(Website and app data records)

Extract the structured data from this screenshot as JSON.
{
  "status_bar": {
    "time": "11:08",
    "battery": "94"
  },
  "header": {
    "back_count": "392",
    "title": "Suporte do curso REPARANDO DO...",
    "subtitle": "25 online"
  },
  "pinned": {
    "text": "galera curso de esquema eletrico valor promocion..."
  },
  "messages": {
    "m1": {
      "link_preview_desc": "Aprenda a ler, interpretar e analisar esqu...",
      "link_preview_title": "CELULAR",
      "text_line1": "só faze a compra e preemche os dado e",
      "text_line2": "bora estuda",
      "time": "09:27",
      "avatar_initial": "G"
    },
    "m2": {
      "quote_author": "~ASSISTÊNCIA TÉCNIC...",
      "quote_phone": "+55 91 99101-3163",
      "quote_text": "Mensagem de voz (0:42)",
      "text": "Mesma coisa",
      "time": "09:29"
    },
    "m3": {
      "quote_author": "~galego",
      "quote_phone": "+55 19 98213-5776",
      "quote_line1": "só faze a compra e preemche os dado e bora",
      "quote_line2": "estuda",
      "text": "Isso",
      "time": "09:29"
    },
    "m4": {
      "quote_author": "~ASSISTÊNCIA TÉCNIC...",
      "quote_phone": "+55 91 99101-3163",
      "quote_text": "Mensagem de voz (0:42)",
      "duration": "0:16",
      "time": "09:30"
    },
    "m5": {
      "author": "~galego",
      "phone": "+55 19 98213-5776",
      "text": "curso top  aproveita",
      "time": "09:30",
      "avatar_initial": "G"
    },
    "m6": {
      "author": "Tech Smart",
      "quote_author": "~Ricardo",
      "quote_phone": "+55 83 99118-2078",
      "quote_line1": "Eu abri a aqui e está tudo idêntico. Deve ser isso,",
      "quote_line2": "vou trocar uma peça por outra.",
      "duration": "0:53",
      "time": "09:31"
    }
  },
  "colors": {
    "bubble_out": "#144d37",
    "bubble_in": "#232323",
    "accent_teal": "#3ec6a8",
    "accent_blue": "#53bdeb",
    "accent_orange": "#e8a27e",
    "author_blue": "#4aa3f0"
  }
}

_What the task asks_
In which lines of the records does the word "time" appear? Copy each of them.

_Result of the task_
    "time": "11:08",
      "time": "09:27",
      "time": "09:29"
      "time": "09:29"
      "time": "09:30"
      "time": "09:30",
      "time": "09:31"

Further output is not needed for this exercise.